■ What is being asked ■
Filter the records down to the lines that hold the word "dolore", and copy each of those lines.

[Entries from a dataset of interfaces]
________________
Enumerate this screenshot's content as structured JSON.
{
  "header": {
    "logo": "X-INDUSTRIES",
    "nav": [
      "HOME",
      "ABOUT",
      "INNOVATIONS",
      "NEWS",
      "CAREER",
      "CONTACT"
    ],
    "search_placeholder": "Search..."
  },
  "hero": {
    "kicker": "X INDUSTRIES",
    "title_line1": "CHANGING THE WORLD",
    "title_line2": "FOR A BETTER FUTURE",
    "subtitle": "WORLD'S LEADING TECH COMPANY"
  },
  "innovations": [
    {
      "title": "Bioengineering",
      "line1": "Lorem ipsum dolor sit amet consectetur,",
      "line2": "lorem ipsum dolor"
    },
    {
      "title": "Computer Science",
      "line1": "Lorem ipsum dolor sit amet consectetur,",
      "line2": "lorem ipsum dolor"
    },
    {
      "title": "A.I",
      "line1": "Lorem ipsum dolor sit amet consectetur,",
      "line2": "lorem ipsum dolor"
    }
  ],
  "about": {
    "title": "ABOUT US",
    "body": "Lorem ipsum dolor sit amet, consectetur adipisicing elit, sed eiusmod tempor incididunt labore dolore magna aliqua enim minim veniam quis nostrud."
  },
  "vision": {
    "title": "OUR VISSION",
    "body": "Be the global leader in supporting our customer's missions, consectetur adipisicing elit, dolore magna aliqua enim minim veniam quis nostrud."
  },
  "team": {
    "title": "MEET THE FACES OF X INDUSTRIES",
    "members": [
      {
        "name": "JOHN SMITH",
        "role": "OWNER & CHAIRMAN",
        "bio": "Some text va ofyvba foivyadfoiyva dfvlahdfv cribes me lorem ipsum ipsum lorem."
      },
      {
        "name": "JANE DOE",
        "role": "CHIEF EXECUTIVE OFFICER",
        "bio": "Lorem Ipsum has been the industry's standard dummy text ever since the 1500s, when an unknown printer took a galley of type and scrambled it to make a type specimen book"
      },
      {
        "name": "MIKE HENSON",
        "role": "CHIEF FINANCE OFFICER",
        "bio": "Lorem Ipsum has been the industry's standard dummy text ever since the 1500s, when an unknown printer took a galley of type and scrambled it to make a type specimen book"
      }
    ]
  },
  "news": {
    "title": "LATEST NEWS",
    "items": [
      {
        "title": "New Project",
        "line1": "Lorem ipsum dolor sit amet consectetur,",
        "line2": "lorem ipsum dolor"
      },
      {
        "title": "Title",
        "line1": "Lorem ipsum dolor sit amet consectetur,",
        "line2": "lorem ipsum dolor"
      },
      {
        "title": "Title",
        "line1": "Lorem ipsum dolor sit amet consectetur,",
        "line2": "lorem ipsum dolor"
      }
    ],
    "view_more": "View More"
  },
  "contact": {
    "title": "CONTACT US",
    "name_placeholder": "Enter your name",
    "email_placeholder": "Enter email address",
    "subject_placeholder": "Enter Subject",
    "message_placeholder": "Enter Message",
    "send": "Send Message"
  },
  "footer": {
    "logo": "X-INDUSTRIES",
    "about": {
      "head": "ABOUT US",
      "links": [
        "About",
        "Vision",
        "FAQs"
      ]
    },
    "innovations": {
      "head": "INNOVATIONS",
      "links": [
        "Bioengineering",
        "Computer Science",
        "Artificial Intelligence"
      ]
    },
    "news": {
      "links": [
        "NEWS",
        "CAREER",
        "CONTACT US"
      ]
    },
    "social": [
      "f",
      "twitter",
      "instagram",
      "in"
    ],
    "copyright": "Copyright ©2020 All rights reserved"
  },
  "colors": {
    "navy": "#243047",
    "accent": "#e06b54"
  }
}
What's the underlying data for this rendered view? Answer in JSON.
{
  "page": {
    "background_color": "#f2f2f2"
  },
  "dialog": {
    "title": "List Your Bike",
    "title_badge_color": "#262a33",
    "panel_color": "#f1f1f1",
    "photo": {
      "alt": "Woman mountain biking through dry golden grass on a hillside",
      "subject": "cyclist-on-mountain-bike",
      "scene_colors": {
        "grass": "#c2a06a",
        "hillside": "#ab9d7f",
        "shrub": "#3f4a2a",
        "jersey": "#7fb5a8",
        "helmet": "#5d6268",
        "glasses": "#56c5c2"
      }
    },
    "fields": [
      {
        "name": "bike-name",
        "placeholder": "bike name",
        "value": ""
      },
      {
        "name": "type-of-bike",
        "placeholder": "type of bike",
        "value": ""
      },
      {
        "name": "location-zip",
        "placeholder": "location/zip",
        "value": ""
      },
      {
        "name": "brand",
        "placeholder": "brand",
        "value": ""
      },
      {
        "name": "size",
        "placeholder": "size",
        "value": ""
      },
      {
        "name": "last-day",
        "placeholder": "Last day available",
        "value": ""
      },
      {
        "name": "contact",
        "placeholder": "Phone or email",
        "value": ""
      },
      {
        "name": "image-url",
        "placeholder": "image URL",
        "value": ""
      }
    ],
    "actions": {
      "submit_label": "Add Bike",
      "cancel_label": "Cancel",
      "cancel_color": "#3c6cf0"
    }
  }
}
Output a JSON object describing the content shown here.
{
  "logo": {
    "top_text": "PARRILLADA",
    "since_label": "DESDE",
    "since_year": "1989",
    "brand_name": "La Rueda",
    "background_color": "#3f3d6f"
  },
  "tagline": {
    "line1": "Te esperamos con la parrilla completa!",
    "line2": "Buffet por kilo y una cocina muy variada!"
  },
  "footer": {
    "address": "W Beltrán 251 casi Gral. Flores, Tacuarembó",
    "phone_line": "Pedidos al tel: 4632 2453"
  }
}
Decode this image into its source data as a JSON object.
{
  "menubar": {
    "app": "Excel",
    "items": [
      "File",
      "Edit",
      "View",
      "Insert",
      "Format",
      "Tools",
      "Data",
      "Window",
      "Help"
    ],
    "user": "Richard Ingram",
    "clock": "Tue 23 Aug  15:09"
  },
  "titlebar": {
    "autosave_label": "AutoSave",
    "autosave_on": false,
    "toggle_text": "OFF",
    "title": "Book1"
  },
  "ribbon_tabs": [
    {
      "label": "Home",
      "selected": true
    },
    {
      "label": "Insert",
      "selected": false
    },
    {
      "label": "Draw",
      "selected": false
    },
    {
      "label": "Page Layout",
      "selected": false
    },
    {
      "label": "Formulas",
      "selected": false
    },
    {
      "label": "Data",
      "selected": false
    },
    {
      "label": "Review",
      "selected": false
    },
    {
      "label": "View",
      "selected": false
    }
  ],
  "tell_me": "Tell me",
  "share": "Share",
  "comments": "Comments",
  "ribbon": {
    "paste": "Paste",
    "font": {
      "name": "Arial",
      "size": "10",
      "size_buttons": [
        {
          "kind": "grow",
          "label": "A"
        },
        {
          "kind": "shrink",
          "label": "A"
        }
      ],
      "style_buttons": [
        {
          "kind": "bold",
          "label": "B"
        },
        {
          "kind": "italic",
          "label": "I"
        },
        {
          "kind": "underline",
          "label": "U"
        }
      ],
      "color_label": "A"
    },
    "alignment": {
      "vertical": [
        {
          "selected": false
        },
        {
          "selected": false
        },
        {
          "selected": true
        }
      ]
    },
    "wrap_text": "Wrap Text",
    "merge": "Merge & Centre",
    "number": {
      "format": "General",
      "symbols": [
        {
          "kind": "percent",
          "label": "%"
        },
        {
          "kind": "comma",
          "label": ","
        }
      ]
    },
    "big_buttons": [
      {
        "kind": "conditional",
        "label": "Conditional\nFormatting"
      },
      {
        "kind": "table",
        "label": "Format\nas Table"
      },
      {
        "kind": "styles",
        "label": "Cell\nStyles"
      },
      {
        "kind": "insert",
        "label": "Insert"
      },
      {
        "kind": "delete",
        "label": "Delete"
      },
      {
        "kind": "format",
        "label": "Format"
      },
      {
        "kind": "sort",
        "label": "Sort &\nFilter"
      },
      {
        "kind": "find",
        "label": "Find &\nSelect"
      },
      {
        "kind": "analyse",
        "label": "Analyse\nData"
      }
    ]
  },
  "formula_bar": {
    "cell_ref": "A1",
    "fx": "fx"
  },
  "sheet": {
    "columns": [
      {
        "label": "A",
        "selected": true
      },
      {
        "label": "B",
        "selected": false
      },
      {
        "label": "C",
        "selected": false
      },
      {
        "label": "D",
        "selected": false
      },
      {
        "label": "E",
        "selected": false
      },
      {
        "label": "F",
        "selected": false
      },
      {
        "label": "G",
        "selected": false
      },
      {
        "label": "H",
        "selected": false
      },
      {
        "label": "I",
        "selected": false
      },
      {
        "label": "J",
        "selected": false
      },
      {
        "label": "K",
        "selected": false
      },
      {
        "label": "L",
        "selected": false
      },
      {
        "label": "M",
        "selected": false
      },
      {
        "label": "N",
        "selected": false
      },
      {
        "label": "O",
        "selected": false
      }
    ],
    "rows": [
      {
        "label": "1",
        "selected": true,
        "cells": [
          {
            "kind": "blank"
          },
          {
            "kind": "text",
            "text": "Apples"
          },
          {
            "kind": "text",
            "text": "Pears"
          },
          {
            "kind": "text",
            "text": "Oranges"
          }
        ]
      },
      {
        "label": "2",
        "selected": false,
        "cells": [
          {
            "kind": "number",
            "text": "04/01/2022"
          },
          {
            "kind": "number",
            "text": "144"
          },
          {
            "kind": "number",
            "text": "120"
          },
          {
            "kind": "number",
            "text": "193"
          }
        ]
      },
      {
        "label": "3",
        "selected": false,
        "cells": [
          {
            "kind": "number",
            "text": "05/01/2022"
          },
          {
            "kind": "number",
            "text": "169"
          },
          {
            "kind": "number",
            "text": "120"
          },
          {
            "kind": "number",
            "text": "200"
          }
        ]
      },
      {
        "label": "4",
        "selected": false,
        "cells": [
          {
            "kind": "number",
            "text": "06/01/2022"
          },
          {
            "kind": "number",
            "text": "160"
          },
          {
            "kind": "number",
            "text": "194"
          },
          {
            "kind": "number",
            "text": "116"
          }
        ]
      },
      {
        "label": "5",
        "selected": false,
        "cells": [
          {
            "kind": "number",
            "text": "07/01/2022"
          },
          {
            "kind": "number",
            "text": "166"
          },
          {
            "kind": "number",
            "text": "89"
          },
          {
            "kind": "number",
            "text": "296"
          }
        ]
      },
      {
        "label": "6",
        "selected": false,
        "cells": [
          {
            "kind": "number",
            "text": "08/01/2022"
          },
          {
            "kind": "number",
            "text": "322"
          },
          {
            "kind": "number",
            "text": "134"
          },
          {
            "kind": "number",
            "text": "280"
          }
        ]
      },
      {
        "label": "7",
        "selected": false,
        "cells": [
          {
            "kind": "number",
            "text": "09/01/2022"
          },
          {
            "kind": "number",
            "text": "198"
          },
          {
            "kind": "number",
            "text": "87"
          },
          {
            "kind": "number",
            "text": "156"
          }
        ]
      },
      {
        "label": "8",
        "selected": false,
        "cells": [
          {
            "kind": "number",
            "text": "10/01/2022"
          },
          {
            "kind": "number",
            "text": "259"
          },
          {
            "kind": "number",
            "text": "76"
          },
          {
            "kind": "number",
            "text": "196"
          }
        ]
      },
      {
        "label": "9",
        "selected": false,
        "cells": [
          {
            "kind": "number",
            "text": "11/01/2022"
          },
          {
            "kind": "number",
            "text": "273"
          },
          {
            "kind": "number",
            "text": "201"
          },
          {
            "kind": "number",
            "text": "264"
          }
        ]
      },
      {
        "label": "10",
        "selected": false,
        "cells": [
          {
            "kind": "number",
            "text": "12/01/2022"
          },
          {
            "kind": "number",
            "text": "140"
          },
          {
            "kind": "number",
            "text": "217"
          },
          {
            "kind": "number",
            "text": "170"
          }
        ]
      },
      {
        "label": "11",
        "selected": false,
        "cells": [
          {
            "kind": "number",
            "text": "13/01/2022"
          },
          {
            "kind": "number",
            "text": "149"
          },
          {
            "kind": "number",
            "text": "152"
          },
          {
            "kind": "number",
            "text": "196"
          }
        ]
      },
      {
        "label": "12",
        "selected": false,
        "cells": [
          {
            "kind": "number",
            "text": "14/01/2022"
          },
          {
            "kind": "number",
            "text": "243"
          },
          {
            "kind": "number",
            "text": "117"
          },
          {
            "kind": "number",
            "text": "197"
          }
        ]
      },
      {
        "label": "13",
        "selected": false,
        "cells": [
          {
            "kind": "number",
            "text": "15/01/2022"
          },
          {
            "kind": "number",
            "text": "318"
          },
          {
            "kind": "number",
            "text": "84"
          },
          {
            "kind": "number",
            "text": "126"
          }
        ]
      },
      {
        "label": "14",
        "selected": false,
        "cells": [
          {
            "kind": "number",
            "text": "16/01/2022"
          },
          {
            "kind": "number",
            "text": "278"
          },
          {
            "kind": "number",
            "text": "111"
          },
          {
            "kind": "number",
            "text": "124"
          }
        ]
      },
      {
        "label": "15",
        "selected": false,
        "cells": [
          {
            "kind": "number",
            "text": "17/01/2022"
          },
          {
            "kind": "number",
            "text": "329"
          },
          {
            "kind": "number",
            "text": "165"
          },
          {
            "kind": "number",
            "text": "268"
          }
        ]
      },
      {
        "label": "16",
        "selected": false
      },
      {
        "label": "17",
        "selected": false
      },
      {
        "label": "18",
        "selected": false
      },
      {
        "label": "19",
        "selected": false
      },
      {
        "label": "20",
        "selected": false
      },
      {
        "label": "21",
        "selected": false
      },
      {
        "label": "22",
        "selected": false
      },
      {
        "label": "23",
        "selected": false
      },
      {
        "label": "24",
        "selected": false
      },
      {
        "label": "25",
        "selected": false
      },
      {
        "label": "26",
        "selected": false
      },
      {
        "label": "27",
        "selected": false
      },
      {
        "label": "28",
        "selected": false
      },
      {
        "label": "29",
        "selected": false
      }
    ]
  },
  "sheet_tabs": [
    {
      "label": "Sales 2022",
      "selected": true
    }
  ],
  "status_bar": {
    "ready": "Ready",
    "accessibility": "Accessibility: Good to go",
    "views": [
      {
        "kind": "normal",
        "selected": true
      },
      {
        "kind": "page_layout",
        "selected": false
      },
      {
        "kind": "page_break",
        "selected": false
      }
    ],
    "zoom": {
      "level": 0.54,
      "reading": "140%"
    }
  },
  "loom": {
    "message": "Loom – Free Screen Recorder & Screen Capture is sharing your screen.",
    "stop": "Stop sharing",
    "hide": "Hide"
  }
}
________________
■ Reply ■
    "body": "Lorem ipsum dolor sit amet, consectetur adipisicing elit, sed eiusmod tempor incididunt labore dolore magna aliqua enim minim veniam quis nostrud."
    "body": "Be the global leader in supporting our customer's missions, consectetur adipisicing elit, dolore magna aliqua enim minim veniam quis nostrud."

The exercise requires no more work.